Exercise requirements:
Give the data again, word for word.

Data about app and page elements
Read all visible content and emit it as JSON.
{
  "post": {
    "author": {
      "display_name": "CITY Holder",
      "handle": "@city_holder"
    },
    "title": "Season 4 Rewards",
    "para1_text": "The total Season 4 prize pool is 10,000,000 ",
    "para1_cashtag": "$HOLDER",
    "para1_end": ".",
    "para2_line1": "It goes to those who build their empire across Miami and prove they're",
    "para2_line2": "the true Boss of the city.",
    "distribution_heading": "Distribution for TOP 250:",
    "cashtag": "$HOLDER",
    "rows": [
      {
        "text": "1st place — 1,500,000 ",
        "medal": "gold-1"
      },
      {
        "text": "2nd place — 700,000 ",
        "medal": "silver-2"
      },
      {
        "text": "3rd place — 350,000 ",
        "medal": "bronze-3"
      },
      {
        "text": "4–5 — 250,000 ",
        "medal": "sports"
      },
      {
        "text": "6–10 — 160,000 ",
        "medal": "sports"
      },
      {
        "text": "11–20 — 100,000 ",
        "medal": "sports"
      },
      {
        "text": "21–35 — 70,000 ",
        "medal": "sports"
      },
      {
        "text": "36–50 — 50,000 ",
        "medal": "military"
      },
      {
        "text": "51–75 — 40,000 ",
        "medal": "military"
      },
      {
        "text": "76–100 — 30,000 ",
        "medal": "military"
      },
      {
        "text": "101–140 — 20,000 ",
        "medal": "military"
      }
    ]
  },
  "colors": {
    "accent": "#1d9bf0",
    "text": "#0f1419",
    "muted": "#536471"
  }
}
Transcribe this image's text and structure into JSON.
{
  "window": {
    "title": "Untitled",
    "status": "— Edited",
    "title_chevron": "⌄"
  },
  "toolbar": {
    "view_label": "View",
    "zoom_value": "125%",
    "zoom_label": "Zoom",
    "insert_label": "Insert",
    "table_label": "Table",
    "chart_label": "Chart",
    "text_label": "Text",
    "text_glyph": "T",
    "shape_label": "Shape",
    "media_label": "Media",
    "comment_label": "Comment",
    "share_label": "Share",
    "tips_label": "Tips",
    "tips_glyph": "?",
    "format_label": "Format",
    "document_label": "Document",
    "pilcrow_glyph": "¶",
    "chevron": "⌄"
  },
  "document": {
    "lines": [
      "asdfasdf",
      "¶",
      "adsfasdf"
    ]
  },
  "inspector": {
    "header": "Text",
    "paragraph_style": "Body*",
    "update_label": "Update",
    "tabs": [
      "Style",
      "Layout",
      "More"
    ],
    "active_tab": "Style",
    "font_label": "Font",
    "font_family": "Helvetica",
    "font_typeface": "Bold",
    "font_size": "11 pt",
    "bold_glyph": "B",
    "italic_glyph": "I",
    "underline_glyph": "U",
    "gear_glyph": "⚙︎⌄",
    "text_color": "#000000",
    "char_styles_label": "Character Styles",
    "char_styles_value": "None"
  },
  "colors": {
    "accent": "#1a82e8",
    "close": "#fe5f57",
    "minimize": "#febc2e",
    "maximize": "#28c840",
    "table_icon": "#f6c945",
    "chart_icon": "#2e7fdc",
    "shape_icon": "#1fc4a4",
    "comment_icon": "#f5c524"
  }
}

Result below:
Read all visible content and emit it as JSON.
{
  "post": {
    "author": {
      "display_name": "CITY Holder",
      "handle": "@city_holder"
    },
    "title": "Season 4 Rewards",
    "para1_text": "The total Season 4 prize pool is 10,000,000 ",
    "para1_cashtag": "$HOLDER",
    "para1_end": ".",
    "para2_line1": "It goes to those who build their empire across Miami and prove they're",
    "para2_line2": "the true Boss of the city.",
    "distribution_heading": "Distribution for TOP 250:",
    "cashtag": "$HOLDER",
    "rows": [
      {
        "text": "1st place — 1,500,000 ",
        "medal": "gold-1"
      },
      {
        "text": "2nd place — 700,000 ",
        "medal": "silver-2"
      },
      {
        "text": "3rd place — 350,000 ",
        "medal": "bronze-3"
      },
      {
        "text": "4–5 — 250,000 ",
        "medal": "sports"
      },
      {
        "text": "6–10 — 160,000 ",
        "medal": "sports"
      },
      {
        "text": "11–20 — 100,000 ",
        "medal": "sports"
      },
      {
        "text": "21–35 — 70,000 ",
        "medal": "sports"
      },
      {
        "text": "36–50 — 50,000 ",
        "medal": "military"
      },
      {
        "text": "51–75 — 40,000 ",
        "medal": "military"
      },
      {
        "text": "76–100 — 30,000 ",
        "medal": "military"
      },
      {
        "text": "101–140 — 20,000 ",
        "medal": "military"
      }
    ]
  },
  "colors": {
    "accent": "#1d9bf0",
    "text": "#0f1419",
    "muted": "#536471"
  }
}
Transcribe this image's text and structure into JSON.
{
  "window": {
    "title": "Untitled",
    "status": "— Edited",
    "title_chevron": "⌄"
  },
  "toolbar": {
    "view_label": "View",
    "zoom_value": "125%",
    "zoom_label": "Zoom",
    "insert_label": "Insert",
    "table_label": "Table",
    "chart_label": "Chart",
    "text_label": "Text",
    "text_glyph": "T",
    "shape_label": "Shape",
    "media_label": "Media",
    "comment_label": "Comment",
    "share_label": "Share",
    "tips_label": "Tips",
    "tips_glyph": "?",
    "format_label": "Format",
    "document_label": "Document",
    "pilcrow_glyph": "¶",
    "chevron": "⌄"
  },
  "document": {
    "lines": [
      "asdfasdf",
      "¶",
      "adsfasdf"
    ]
  },
  "inspector": {
    "header": "Text",
    "paragraph_style": "Body*",
    "update_label": "Update",
    "tabs": [
      "Style",
      "Layout",
      "More"
    ],
    "active_tab": "Style",
    "font_label": "Font",
    "font_family": "Helvetica",
    "font_typeface": "Bold",
    "font_size": "11 pt",
    "bold_glyph": "B",
    "italic_glyph": "I",
    "underline_glyph": "U",
    "gear_glyph": "⚙︎⌄",
    "text_color": "#000000",
    "char_styles_label": "Character Styles",
    "char_styles_value": "None"
  },
  "colors": {
    "accent": "#1a82e8",
    "close": "#fe5f57",
    "minimize": "#febc2e",
    "maximize": "#28c840",
    "table_icon": "#f6c945",
    "chart_icon": "#2e7fdc",
    "shape_icon": "#1fc4a4",
    "comment_icon": "#f5c524"
  }
}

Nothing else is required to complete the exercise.